TASK TO CARRY OUT:
Copy every line from the records below that carries the word "JSON".

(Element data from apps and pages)
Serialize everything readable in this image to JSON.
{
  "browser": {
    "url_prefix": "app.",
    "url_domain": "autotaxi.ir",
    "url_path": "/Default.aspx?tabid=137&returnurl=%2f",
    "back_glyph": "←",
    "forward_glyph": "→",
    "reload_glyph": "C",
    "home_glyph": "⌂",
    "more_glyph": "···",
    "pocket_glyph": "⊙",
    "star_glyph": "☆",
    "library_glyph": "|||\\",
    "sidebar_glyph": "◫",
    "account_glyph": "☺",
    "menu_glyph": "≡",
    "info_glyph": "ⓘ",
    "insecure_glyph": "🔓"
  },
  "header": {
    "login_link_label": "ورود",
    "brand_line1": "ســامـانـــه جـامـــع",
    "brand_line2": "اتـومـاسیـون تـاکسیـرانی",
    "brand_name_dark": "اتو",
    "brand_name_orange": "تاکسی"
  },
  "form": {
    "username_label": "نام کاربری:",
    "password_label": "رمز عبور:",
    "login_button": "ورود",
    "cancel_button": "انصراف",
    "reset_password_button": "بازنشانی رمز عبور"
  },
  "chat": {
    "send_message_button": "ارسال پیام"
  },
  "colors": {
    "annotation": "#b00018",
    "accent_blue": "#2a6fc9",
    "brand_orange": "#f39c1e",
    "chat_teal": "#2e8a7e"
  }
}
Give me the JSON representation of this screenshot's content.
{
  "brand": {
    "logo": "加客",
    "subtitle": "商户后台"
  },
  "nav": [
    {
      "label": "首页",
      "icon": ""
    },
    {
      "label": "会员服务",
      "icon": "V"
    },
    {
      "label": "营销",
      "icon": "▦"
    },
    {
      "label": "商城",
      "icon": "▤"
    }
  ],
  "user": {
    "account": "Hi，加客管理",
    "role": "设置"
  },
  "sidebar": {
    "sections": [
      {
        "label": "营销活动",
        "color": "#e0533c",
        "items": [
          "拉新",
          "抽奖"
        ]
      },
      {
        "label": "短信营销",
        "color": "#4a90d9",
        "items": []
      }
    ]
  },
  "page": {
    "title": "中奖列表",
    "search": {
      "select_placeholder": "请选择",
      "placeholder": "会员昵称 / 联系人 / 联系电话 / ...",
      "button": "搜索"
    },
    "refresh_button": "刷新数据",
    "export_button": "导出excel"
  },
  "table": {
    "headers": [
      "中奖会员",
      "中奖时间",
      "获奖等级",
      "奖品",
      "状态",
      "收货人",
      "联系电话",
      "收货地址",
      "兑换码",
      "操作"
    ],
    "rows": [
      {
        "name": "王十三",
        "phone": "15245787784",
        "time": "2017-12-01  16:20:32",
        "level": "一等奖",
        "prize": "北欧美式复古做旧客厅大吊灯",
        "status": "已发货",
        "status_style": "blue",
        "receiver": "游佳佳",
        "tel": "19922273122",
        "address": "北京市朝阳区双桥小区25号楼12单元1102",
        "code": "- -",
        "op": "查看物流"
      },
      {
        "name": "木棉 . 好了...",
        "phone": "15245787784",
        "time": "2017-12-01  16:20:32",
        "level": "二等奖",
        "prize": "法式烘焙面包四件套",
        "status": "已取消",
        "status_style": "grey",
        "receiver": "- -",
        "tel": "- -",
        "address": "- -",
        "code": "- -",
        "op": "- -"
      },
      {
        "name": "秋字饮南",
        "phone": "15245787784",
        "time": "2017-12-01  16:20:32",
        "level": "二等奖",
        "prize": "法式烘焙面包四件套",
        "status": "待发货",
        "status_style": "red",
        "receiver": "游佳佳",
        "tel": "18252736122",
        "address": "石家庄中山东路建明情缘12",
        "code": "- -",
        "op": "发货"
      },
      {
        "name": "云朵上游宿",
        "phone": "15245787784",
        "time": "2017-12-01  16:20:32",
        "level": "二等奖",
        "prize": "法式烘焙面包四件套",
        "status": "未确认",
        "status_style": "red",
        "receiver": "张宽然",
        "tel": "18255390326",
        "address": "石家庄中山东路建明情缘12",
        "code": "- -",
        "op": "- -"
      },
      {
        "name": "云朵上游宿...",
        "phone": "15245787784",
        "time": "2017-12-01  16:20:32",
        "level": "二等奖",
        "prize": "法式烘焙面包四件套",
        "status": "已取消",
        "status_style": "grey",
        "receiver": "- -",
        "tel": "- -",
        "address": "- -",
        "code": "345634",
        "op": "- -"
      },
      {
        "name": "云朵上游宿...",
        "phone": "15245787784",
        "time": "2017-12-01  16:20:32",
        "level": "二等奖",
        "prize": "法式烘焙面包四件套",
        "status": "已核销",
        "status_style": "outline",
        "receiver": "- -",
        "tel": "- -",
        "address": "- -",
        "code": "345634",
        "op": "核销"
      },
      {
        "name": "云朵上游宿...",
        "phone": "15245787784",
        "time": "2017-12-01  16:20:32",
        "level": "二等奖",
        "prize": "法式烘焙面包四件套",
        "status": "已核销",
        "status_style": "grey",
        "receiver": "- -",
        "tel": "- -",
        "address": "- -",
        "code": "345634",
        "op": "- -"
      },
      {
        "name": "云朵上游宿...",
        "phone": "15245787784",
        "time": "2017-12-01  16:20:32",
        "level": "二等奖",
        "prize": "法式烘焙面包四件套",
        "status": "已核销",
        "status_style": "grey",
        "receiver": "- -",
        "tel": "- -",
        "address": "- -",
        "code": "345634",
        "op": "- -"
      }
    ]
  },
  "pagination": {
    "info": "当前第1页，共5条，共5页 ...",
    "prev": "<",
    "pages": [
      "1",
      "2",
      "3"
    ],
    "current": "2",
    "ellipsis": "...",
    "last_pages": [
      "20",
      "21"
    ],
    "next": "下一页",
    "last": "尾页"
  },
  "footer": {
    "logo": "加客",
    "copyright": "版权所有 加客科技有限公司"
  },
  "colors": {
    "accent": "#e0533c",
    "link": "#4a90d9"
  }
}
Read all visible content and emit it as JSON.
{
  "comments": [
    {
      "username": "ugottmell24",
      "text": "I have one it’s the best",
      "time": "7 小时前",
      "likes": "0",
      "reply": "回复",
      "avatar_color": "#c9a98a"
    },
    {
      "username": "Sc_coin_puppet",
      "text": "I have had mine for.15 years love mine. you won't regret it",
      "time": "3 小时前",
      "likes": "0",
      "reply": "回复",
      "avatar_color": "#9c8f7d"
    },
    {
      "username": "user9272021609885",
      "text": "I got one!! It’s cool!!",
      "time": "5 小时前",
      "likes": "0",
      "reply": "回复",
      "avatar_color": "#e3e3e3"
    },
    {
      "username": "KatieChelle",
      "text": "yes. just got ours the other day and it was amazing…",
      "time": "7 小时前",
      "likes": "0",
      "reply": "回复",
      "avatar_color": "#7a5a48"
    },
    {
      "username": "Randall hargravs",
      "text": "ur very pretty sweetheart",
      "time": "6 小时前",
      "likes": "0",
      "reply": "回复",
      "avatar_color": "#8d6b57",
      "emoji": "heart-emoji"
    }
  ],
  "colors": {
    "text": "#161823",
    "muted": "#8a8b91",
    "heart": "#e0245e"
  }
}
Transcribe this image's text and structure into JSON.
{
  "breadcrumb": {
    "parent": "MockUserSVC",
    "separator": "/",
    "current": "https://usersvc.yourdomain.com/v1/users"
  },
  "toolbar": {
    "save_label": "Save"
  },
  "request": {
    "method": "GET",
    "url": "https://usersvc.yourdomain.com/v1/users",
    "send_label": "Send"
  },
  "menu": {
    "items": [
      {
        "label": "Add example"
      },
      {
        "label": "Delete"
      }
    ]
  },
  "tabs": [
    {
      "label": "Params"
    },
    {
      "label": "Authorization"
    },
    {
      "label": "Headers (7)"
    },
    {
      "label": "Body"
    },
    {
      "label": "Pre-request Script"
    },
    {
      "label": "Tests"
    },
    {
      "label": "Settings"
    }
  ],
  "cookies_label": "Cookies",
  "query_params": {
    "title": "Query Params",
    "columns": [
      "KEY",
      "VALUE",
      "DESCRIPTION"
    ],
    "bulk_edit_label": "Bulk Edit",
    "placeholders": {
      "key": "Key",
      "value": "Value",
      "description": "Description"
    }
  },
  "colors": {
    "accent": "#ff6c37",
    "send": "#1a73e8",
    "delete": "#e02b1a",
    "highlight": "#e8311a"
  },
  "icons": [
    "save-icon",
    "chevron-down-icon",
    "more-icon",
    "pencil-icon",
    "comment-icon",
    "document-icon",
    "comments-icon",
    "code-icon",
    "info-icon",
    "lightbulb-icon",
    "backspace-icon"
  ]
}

ANSWER AREA:
Serialize everything readable in this image to JSON.
Give me the JSON representation of this screenshot's content.
Read all visible content and emit it as JSON.
Transcribe this image's text and structure into JSON.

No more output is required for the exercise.